The model indicated that using an mRNA versus DNA assay in the HPV primary screening algorithm in England can save an estimated £15.4 million and require 28,009 fewer unnecessary colposcopies, 90,605 few HR-HPV tests and 253,477 fewer cytology tests.  Uncertainty and scenario analyses demonstrate cost and resource savings will almost certainly be achieved using the mRNA assay.

PublicationWeston G, Dombrowski C, Harvey MJ, et al Use of the Aptima mRNA high-risk human papillomavirus (HR-HPV) assay compared to a DNA HR-HPV assay in the English cervical screening programme: a decision tree model based economic evaluation BMJ Open2020; 10:e031303. doi: 10.1136/bmjopen-2019-031303

Modelling cost-effectiveness of multipathogen POC tests for sexually transmitted infections

In this BMJ Open article, we report on health economic modelling results that compare three possible strategies for point-of-care (POC) sexually transmitted infection (STI) testing with the current practice of microscopy and lab-based testing.  Results showed that testing for STIs with either a dual, triple or quadruple POC test provided more patient benefit than current practice but may cost more. The quadruple POC test was the least expensive POC strategy relative to standard care – with an incremental cost-effectiveness ratio of £36,585 per quality adjusted life years gained, when taking the clinic’s perspective.
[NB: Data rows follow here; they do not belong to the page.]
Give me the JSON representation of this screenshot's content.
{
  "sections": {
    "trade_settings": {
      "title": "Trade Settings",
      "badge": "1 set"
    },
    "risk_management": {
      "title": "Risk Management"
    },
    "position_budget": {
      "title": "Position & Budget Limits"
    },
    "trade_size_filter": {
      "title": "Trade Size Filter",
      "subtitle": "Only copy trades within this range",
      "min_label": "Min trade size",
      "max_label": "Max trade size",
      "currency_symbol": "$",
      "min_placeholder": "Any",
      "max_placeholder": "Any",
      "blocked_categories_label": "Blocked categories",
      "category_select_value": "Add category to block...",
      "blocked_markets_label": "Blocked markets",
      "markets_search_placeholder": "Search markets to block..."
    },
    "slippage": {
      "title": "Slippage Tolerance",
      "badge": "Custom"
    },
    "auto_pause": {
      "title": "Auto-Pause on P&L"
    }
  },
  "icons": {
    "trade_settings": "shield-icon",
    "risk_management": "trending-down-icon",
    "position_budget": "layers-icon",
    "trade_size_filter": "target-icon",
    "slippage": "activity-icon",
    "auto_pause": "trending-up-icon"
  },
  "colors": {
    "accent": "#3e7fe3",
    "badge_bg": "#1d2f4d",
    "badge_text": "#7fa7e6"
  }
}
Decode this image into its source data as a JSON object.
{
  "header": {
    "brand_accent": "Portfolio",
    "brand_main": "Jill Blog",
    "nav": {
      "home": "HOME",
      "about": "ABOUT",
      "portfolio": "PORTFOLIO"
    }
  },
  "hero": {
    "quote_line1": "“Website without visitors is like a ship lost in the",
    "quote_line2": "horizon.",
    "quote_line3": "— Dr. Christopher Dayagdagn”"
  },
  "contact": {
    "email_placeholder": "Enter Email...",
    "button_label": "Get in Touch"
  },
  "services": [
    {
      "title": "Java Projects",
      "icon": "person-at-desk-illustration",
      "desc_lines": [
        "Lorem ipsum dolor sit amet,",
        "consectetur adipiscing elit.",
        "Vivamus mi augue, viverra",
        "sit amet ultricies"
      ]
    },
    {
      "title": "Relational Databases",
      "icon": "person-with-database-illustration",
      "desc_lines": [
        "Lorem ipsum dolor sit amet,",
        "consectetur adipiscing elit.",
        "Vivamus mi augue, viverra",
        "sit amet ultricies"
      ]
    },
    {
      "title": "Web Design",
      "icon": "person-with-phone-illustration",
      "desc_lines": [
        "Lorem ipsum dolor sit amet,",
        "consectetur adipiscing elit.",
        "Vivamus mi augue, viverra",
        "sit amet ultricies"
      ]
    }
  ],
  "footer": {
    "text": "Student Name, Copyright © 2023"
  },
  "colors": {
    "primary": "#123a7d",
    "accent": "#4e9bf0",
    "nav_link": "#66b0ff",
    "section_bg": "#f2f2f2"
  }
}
When taking the commissioners’ perspective, who pay for the services delivered through tariffs, over £26 million in savings could be achieved using the 4-bug test, mainly because patients were treated appropriately on their first testing visit rather than having to re-attend.

 

PublicationHuntington SE, Burns RM, Harding-Esch E, et al.  ‘Modelling-based evaluation of the costs, benefits and cost-effectiveness of multipathogen point-of-care tests for sexually transmitted infections in symptomatic genitourinary medicine clinic attendees.’ 

To request a copy of the published article, please email caroline.dombrowski@aquariusph.com.

Three simple tests could save the NHS nearly £6.9 billion

This year marks the 70th birthday of the NHS – a time to celebrate its achievements and the dedicated staff who keep its wheels turning. Yet, there is increasing concern about the future of the NHS, and particularly its funding. In this article, jointly commissioned by the British In Vitro Diagnostics Association (BIVDA) and Innovate UK, we showcase three tried and tested in vitro diagnostics, which, if more widely adopted, could save the NHS an estimated £6.9 billion over the next five years.

 

Read Article

 

Exploring HCV eradication through diagnosis and treatment strategies

The World Health Organization aims to eradicate hepatitis C virus (HCV) by 2030. To achieve this, improved HCV diagnosis and treatment coverage are required. We explored the relationship between diagnosis and treatment in the next 5 years in Italy, France, and the UK to understand how to achieve the most benefit.

presentation_icon
Harvey MJ, Cheng C-Y, Leone E, et al. Exploring HCV eradication through diagnosis and treatment strategies. EASL Monothematic Conference, Striving Towards the Elimination of HCV Infection. 2-3 February 2018, Berlin, Germany.

 

Read Publication